Removing, reducing or restructuring such energy subsidies is helpful for the environment and the economy at the same time. Potential social costs in terms of employment in the conventional energy industry or reduced access to energy could be addressed by redirecting the money formerly spent on subsidies to income support, health, environment, education or regional development programmes.
Of course, subsidies can have certain positive consequences, particularly where they are aimed at encouraging more sustainable energy production and use. Temporary support for renewable energy and energy-efficient technologies to overcome market barriers, and measures to improve poor or rural households' access to modern, commercial forms of energy, for instance, could be positive measures in support of sustainable development.
Based on ground-breaking work undertaken by UNEP and the International Energy Agency, this book aims to raise awareness of the actual and potential impacts of energy subsidies and provide guidance to policy-makers on how to design and implement energy-subsidy reforms. It provides methodologies for analysing the impact of subsidies and their reform, and reviews experiences with energy subsidies in a number of countries and regions. Drawing on these case studies, it analyses the lessons learned as well as the policy implications, and provides guidance on how to overcome resistance to reform.

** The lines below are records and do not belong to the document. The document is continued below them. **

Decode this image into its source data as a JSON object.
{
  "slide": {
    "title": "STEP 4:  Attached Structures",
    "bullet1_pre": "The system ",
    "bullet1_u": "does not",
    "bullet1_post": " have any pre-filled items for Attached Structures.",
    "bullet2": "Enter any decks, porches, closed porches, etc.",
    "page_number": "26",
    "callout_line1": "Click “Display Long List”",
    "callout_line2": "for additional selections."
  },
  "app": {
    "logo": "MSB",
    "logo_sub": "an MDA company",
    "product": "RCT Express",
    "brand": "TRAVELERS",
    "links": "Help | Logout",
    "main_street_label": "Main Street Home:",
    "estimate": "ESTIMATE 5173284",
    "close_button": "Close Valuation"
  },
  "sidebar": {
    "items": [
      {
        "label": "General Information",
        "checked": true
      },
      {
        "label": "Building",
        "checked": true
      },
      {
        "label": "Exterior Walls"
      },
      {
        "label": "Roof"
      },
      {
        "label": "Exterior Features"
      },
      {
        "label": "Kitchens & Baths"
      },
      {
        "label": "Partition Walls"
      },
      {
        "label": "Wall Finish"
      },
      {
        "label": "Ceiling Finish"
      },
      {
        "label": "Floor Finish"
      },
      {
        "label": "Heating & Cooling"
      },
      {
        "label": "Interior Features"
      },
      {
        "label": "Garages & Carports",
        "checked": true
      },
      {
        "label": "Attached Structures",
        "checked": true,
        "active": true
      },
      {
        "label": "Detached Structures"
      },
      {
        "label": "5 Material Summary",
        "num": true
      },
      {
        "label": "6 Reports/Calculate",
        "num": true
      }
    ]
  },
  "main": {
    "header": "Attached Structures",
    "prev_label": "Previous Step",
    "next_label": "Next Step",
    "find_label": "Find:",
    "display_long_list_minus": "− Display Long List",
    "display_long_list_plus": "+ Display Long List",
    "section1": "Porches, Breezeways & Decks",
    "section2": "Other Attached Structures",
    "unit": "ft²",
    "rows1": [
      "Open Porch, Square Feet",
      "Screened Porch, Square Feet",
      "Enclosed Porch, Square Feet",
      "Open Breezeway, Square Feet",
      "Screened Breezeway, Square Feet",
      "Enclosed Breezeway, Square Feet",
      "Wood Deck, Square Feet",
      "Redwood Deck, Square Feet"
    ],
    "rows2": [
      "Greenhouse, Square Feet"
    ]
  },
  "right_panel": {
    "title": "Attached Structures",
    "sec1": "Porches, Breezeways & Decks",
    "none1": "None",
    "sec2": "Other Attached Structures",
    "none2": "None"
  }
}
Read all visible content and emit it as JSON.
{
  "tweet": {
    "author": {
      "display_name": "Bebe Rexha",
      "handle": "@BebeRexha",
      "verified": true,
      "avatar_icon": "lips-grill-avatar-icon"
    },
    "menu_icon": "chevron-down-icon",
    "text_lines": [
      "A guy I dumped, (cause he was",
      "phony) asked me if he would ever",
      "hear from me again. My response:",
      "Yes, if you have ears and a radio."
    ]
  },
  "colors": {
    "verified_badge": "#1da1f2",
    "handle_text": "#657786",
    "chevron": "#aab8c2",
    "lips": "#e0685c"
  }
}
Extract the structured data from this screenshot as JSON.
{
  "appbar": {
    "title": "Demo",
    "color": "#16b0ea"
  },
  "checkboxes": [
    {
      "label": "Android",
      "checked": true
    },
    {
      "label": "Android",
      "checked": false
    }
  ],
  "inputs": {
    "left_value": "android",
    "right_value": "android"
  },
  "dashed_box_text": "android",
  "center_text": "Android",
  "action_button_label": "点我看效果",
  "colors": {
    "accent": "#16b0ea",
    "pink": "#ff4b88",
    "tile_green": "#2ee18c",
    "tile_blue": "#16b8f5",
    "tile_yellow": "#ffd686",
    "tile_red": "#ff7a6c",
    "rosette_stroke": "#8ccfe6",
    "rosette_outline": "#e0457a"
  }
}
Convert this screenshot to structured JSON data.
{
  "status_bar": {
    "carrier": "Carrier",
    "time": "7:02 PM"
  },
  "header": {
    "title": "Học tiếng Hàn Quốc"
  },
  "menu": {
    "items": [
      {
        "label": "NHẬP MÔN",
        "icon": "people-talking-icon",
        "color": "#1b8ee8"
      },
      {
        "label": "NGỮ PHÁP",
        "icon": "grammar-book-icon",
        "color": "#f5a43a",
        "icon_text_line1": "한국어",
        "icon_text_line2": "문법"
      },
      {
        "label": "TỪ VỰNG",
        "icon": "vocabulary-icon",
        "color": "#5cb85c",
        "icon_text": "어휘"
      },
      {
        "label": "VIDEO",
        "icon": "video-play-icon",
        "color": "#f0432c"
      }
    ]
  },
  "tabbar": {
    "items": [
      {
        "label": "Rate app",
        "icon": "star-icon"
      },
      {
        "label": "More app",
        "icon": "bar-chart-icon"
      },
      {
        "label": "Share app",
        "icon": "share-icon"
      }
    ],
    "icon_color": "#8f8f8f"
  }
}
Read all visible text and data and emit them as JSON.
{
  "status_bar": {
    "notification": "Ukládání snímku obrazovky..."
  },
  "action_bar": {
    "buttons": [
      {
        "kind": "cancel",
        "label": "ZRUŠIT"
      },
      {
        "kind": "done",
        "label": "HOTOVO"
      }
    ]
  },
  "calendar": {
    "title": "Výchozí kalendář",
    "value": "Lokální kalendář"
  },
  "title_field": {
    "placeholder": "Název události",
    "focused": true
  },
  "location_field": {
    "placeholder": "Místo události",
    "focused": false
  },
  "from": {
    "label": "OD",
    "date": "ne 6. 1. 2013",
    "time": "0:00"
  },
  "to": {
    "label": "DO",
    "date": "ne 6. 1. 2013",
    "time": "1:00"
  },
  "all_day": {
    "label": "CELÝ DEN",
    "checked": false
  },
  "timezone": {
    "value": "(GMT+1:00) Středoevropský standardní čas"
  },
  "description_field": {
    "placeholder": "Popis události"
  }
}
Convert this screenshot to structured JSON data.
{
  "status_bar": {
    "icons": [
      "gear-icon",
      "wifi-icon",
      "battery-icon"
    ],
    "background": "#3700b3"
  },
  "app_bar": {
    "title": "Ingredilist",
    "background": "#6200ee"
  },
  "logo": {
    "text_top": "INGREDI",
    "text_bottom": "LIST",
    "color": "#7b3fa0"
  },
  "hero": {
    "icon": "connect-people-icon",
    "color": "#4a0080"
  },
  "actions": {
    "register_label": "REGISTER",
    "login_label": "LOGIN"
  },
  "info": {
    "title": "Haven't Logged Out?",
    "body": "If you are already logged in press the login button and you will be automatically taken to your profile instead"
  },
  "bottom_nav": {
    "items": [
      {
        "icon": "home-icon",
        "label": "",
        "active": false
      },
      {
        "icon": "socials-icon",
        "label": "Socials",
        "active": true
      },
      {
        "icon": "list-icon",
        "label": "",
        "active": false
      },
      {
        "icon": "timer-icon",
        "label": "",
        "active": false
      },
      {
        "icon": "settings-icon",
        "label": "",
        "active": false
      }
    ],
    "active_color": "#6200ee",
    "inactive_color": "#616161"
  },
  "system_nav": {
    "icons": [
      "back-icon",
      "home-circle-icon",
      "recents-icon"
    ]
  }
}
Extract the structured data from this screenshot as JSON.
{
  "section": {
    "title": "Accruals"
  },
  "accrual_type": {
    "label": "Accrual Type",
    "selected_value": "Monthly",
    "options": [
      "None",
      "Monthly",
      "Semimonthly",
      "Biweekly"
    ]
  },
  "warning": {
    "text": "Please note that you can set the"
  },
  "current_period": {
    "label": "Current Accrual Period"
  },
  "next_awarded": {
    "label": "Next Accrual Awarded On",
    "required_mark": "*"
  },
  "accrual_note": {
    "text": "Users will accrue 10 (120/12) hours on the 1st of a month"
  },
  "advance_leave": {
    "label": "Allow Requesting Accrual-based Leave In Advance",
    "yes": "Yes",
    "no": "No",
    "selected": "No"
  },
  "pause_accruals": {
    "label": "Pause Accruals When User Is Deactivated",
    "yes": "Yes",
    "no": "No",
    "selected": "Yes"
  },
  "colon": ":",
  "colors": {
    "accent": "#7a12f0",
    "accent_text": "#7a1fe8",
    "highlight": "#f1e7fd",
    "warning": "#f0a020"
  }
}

The book provides an analytical framework which aims to set the scene for the detailed discussion of energy-subsidy issues at the country level. It considers how subsidies are defined, how they can be measured, how big they are and how their effects can be assessed. A more detailed discussion of methodological approaches to the assessment of the economic, environmental and social effects of subsidies and their reform is contained in the Annex.
Chapters 3–11 of the book contain country case studies from contributing authors, which review various experiences and issues related to energy subsidies in selected countries, but do not strive for a common approach. They are organised along geographical lines, beginning with a review of energy subsidies generally in OECD countries. Case studies of energy subsidies in transition economies – the Czech and Slovak Republics (Chapter 4) and Russia (Chapter 5) – follow. Three studies of Asian countries focus on the costs of different types of energy subsidy: electricity subsidies in India (Chapter 6), oil subsidies in Indonesia (Chapter 7) and energy subsidies generally in Korea (Chapter 8). Chapter 9 reviews the effect of energy subsidies in Iran and suggests a pragmatic approach to reforming them. This is followed by an assessment of the LPG subsidy programme in Senegal (Chapter 10) and an analysis of the effects of removing coal and oil subsides in Chile (Chapter 11).
Chapter 12 analyses the lessons learned from these case studies, focusing on the economic, environmental and social effects and their implications for policy. Finally, Chapter 13 discusses the implications of these findings and makes practical recommendations for designing and implementing policy reforms.
This book will be essential for both practitioners and academics involved in the energy sector and for governments and policy-makers wishing to examine the reform of energy subsidies.